Williams on Wednesday said he now supports Tezozomoc and Juarez, but that “Westside environmentalists” are improperly influencing them. “The Westside environmentalists, they want the land for their damn selves.”
WOULD CONCERNED CITIZENS of South Central Los Angeles be interested in managing it?
“It doesn’t have to be us, but why not us?” asked Williams. “Our capacity to manage property is well established. We want to open it up so it’s a place for everybody, so why not consider us along with any other of these nonprofit corporations? The elected leadership have been surrounded by a bunch of folks who are not stakeholders. They’ve turned this into some kind of symbolic struggle.”

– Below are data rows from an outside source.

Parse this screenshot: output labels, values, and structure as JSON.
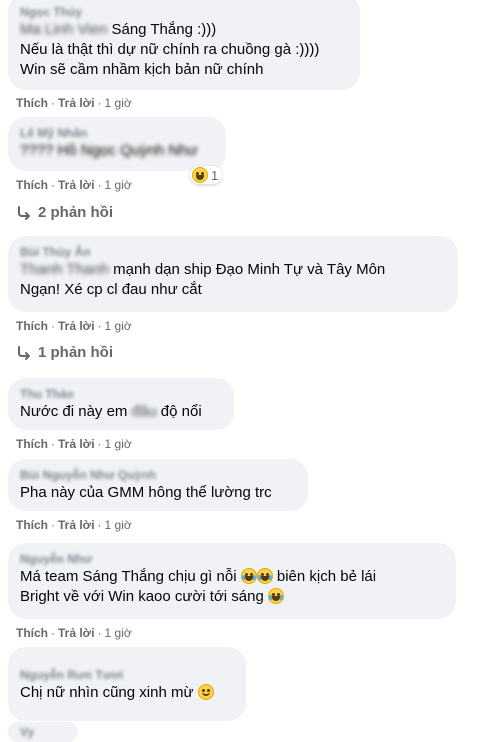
{
  "actions": {
    "like": "Thích",
    "reply": "Trả lời",
    "sep": "·",
    "time": "1 giờ"
  },
  "comments": [
    {
      "author": "Ngọc Thúy",
      "line_prefix_blur": "Ma Linh Vien",
      "line1_rest": "Sáng Thắng :)))",
      "line2": "Nếu là thật thì dự nữ chính ra chuồng gà :))))",
      "line3": "Win sẽ cầm nhầm kịch bản nữ chính"
    },
    {
      "author": "Lê Mỹ Nhân",
      "line1_blur": "???? Hồ Ngọc Quỳnh Như",
      "reaction_count": "1",
      "replies_label": "2 phản hồi"
    },
    {
      "author": "Bùi Thùy Ân",
      "tag_blur": "Thanh Thanh",
      "line1_rest": "mạnh dạn ship Đạo Minh Tự và Tây Môn",
      "line2": "Ngạn! Xé cp cl đau như cắt",
      "replies_label": "1 phản hồi"
    },
    {
      "author": "Thu Thảo",
      "line1_a": "Nước đi này em",
      "line1_blur": "đâu",
      "line1_b": "độ nổi"
    },
    {
      "author": "Bùi Nguyễn Như Quỳnh",
      "line1": "Pha này của GMM hông thể lường trc"
    },
    {
      "author": "Nguyễn Như",
      "line1": "Má team Sáng Thắng chịu gì nỗi",
      "line1_b": "biên kịch bẻ lái",
      "line2": "Bright về với Win kaoo cười tới sáng"
    },
    {
      "author": "Nguyễn Rưn Tươi",
      "line1": "Chị nữ nhìn cũng xinh mừ"
    },
    {
      "author": "Vy"
    }
  ],
  "icons": {
    "laugh": "laugh-cry-emoji",
    "smile": "smile-emoji",
    "reply_arrow": "reply-arrow-icon"
  }
}
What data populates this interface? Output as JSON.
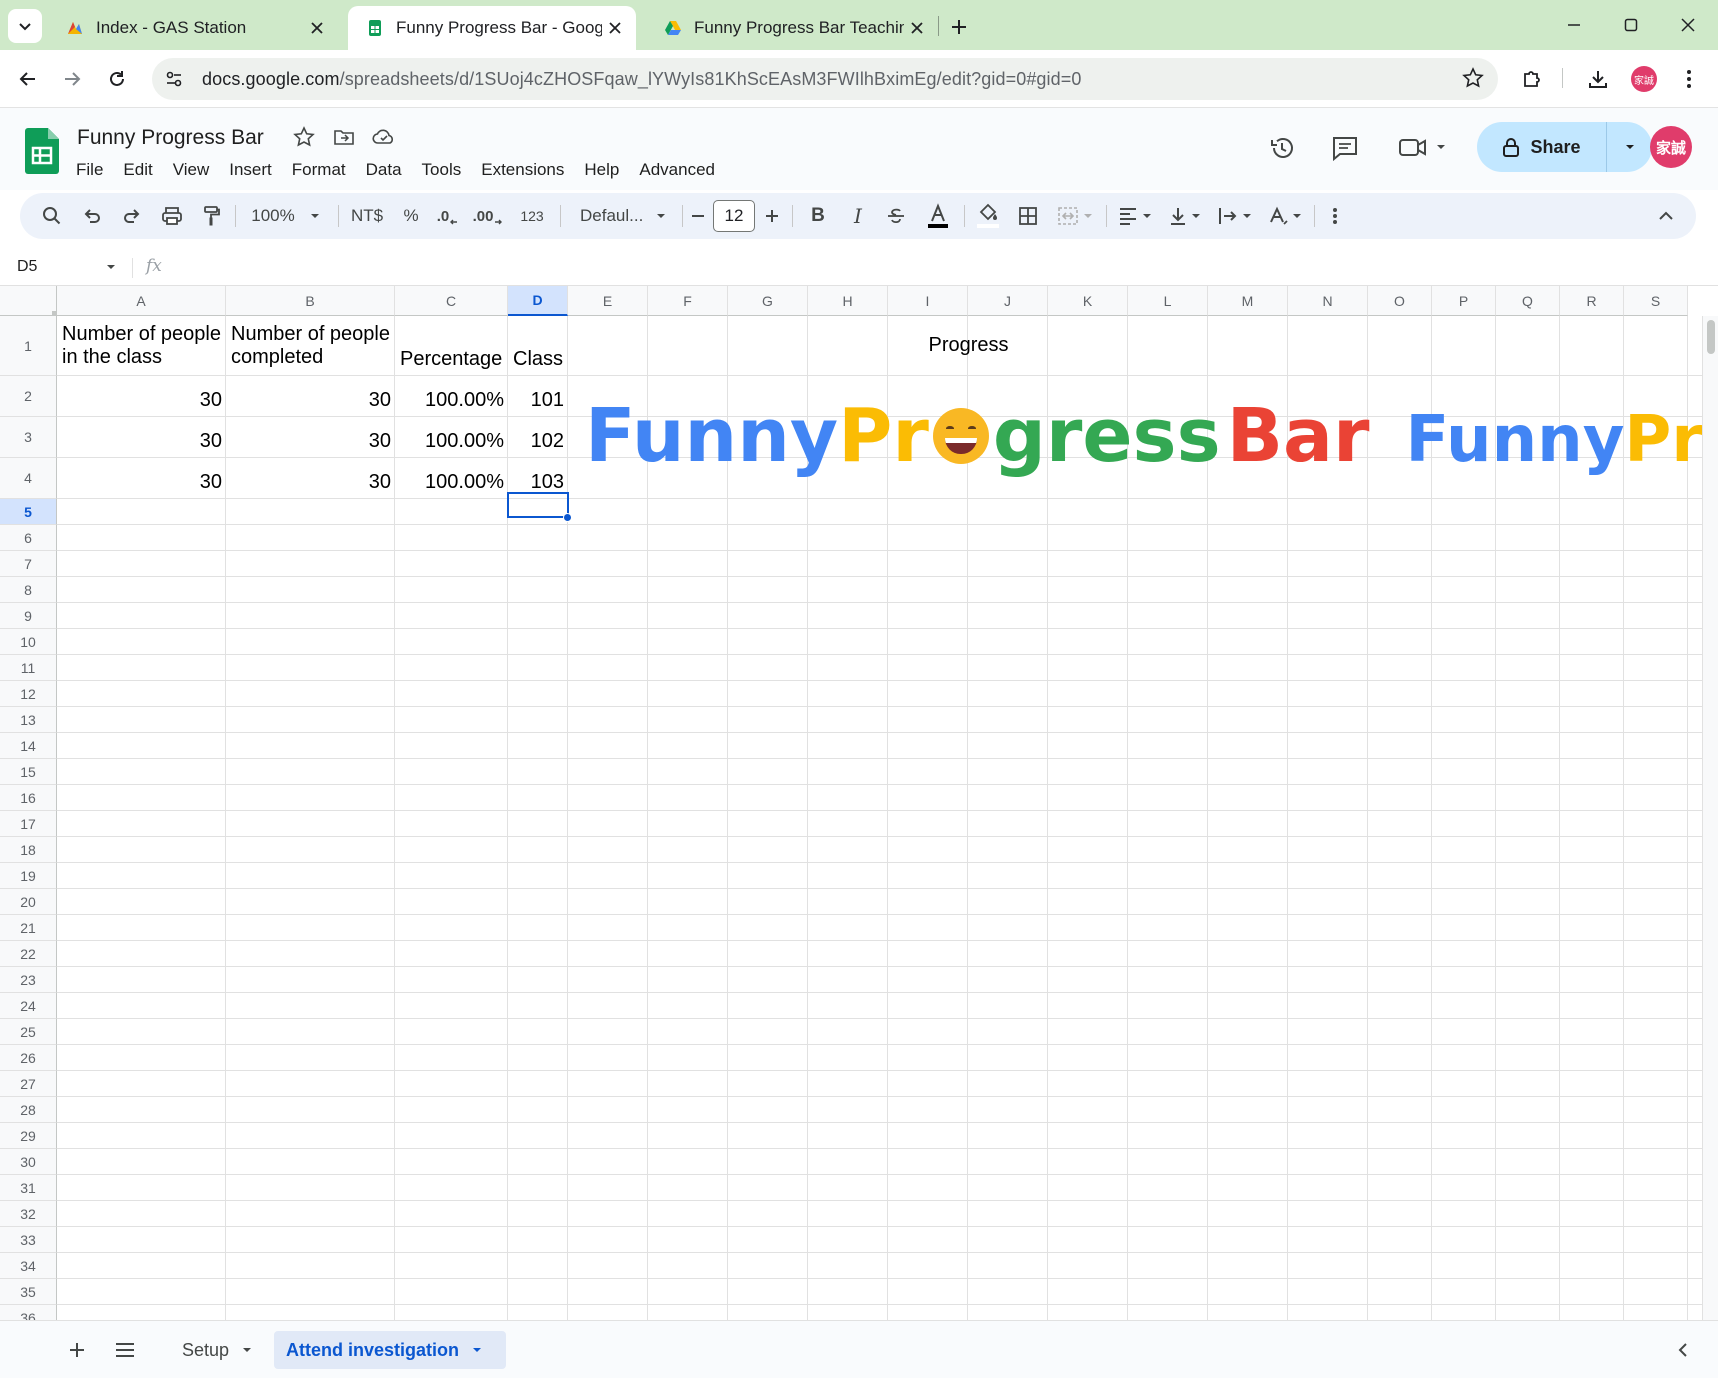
{
  "browser": {
    "tabs": [
      {
        "title": "Index - GAS Station",
        "active": false
      },
      {
        "title": "Funny Progress Bar - Google S",
        "active": true
      },
      {
        "title": "Funny Progress Bar Teaching -",
        "active": false
      }
    ],
    "url_host": "docs.google.com",
    "url_path": "/spreadsheets/d/1SUoj4cZHOSFqaw_lYWyIs81KhScEAsM3FWIlhBximEg/edit?gid=0#gid=0",
    "profile_label": "家誠"
  },
  "doc": {
    "title": "Funny Progress Bar",
    "menu": [
      "File",
      "Edit",
      "View",
      "Insert",
      "Format",
      "Data",
      "Tools",
      "Extensions",
      "Help",
      "Advanced"
    ],
    "share_label": "Share",
    "avatar_label": "家誠"
  },
  "toolbar": {
    "zoom": "100%",
    "currency": "NT$",
    "percent": "%",
    "dec_less": ".0",
    "dec_more": ".00",
    "num_format": "123",
    "font": "Defaul...",
    "font_size": "12"
  },
  "formula_bar": {
    "name_box": "D5",
    "fx": "fx",
    "content": ""
  },
  "grid": {
    "columns": [
      "A",
      "B",
      "C",
      "D",
      "E",
      "F",
      "G",
      "H",
      "I",
      "J",
      "K",
      "L",
      "M",
      "N",
      "O",
      "P",
      "Q",
      "R",
      "S"
    ],
    "selected_column": "D",
    "selected_row": 5,
    "row_count": 36,
    "header_row": {
      "a": [
        "Number of people",
        "in the class"
      ],
      "b": [
        "Number of people",
        "completed"
      ],
      "c": "Percentage",
      "d": "Class",
      "progress": "Progress"
    },
    "rows": [
      {
        "a": "30",
        "b": "30",
        "c": "100.00%",
        "d": "101"
      },
      {
        "a": "30",
        "b": "30",
        "c": "100.00%",
        "d": "102"
      },
      {
        "a": "30",
        "b": "30",
        "c": "100.00%",
        "d": "103"
      }
    ]
  },
  "progress_banner": {
    "word1": "Funny",
    "word2a": "Pr",
    "emoji": "😄",
    "word2b": "gress",
    "word3": "Bar",
    "repeat_word1": "Funny",
    "repeat_word2a": "Pr",
    "colors": {
      "funny": "#4285f4",
      "pr": "#fbbc04",
      "gress": "#34a853",
      "bar": "#ea4335"
    }
  },
  "sheet_tabs": [
    {
      "label": "Setup",
      "active": false
    },
    {
      "label": "Attend investigation",
      "active": true
    }
  ],
  "colors": {
    "accent": "#0b57d0",
    "sheets_green": "#0f9d58",
    "share_bg": "#c2e7ff"
  }
}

Then there’s the political element of the story. Nothing would reenergize Villaraigosa’s progressive street cred as one of his vintage I’m-a-uniter finishes: Mayor Steps In, Saves the Day — Again, especially after he’s spent so much time and energy recently on vacuous media appearances, the expansion of his powers through the school takeover plan and the courting of large business interests such as the National Football League.
At a press conference two weeks ago, Villaraigosa said: “Let me publicly, publicly, ask Mr. Horowitz to sell his property for what he bought it for,” which was $5 million. Villaraigosa also said he was “the only elected official in the city of Los Angeles” who has fought on behalf of more urban gardens, a claim that negates the work done for gardens by members of the City Council.

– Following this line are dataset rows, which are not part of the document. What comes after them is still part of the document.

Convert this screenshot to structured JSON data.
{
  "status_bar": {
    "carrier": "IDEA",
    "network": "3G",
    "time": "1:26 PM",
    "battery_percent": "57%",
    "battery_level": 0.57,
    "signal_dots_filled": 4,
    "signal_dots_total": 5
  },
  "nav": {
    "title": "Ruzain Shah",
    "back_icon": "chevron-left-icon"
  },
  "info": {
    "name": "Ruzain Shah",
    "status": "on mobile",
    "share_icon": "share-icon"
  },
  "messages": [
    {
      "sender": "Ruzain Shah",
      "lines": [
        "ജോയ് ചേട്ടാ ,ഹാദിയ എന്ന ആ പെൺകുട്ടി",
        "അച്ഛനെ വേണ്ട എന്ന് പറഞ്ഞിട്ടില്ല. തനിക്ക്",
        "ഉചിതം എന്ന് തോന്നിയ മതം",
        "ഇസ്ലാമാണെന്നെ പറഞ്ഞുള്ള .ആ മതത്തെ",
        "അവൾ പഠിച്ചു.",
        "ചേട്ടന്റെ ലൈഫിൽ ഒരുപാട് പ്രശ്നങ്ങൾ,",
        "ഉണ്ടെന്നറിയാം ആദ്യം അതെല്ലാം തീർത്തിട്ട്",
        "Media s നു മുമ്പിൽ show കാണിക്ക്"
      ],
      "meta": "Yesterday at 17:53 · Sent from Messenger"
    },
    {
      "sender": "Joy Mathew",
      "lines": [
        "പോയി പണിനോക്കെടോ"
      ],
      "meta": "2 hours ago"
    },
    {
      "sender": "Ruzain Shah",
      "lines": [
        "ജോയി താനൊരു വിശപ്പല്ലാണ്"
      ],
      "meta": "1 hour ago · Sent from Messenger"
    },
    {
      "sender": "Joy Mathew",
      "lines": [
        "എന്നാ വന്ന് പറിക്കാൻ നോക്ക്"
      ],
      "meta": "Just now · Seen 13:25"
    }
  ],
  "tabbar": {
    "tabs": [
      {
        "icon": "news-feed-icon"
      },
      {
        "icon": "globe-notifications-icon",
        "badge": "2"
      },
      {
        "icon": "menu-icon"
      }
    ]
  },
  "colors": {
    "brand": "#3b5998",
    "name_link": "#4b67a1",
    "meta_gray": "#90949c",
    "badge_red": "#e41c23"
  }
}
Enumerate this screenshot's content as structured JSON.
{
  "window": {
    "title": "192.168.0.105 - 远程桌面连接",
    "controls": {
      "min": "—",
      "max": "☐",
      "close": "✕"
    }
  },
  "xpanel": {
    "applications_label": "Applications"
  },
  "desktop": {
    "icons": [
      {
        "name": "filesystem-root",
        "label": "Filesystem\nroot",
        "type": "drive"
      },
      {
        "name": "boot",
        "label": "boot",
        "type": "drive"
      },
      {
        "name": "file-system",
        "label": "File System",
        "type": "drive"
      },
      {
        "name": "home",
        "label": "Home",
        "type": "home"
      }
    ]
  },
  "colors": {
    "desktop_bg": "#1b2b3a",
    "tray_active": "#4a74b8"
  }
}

In the center of all this, one wonders where the actual farmers stand on the future of the site. Difficult to say, as the farm has effectively transformed into a fortified encampment, with activists standing as sentries at the locked gates and at the corners that ring the garden. Meanwhile, the plots at 41st and Alameda appear to have fallen into neglect.
Plants are dying or overgrown with weeds, and many plots are covered with rubbish. Hoy and La Opinion, the local Spanish-language dailies, have been running stories for months delving into the internal fighting at the South Central Farm. Some reports have suggested that many of the farmers care less about staging demonstrations and fighting to the finish than they do about simply having room to grow their herbs somewhere in peace, even if it means going elsewhere.
In fact, maps detailing the distribution of the South Central plots, which were obtained by the L.A. Weekly, show a high level of attrition in recent years, as more and more farmers were turned off by the leadership or were forced out of the farm — their plants destroyed, their plots locked shut — by Tezozomoc, Juarez and their allies. Many moved on to a new community garden at 111th Place and Avalon Boulevard farther south, where representatives from the mayor’s office have been dropping by to figure out a long-term lease and help the displaced farmers set up a governing and maintenance structure.
At the Stanford-Avalon garden on Wednesday afternoon, as a group of men stood around a barbecue grilling carne asada tacos with nopales, a new South Central Farm defector arrived, saying he was fed up with being locked out of the farm, being unable to water his plants, and being crowded by “hippies” and “gabachos” who’ve taken up their cause. The farmer said strangers at the gate are now charging a $1 entry fee at the South Central Farm.
“It’s a mess. Everything is drying up because there’s no watering,” the farmer said.
“They don’t even let you take out nopales to eat,” another farmer chimed in.